Segment Open

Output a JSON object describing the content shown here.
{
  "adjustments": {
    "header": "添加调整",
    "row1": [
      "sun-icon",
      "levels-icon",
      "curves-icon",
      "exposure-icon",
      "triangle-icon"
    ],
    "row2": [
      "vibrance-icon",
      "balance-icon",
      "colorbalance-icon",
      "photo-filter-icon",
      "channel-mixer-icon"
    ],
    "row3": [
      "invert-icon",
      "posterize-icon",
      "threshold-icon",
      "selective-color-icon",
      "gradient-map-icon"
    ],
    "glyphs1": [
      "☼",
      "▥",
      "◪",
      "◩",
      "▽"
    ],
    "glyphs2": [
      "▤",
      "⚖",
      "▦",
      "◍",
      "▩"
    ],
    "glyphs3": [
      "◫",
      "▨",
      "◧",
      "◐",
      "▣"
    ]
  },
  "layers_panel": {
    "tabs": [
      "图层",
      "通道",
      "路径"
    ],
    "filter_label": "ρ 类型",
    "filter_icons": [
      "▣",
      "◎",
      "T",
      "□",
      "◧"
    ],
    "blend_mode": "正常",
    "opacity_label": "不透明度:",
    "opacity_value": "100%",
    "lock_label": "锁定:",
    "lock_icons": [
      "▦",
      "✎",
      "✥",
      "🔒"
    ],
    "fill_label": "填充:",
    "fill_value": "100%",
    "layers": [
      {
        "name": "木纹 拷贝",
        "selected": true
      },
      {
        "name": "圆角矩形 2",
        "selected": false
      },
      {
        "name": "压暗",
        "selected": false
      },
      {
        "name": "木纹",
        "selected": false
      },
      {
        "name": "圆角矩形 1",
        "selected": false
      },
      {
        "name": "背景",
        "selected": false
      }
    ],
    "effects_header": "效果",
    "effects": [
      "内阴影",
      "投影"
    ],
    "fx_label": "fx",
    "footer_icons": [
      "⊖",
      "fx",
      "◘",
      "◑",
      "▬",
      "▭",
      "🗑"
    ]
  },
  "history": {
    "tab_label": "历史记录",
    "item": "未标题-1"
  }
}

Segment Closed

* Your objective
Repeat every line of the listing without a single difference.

* Solution for this problem
Output a JSON object describing the content shown here.
{
  "adjustments": {
    "header": "添加调整",
    "row1": [
      "sun-icon",
      "levels-icon",
      "curves-icon",
      "exposure-icon",
      "triangle-icon"
    ],
    "row2": [
      "vibrance-icon",
      "balance-icon",
      "colorbalance-icon",
      "photo-filter-icon",
      "channel-mixer-icon"
    ],
    "row3": [
      "invert-icon",
      "posterize-icon",
      "threshold-icon",
      "selective-color-icon",
      "gradient-map-icon"
    ],
    "glyphs1": [
      "☼",
      "▥",
      "◪",
      "◩",
      "▽"
    ],
    "glyphs2": [
      "▤",
      "⚖",
      "▦",
      "◍",
      "▩"
    ],
    "glyphs3": [
      "◫",
      "▨",
      "◧",
      "◐",
      "▣"
    ]
  },
  "layers_panel": {
    "tabs": [
      "图层",
      "通道",
      "路径"
    ],
    "filter_label": "ρ 类型",
    "filter_icons": [
      "▣",
      "◎",
      "T",
      "□",
      "◧"
    ],
    "blend_mode": "正常",
    "opacity_label": "不透明度:",
    "opacity_value": "100%",
    "lock_label": "锁定:",
    "lock_icons": [
      "▦",
      "✎",
      "✥",
      "🔒"
    ],
    "fill_label": "填充:",
    "fill_value": "100%",
    "layers": [
      {
        "name": "木纹 拷贝",
        "selected": true
      },
      {
        "name": "圆角矩形 2",
        "selected": false
      },
      {
        "name": "压暗",
        "selected": false
      },
      {
        "name": "木纹",
        "selected": false
      },
      {
        "name": "圆角矩形 1",
        "selected": false
      },
      {
        "name": "背景",
        "selected": false
      }
    ],
    "effects_header": "效果",
    "effects": [
      "内阴影",
      "投影"
    ],
    "fx_label": "fx",
    "footer_icons": [
      "⊖",
      "fx",
      "◘",
      "◑",
      "▬",
      "▭",
      "🗑"
    ]
  },
  "history": {
    "tab_label": "历史记录",
    "item": "未标题-1"
  }
}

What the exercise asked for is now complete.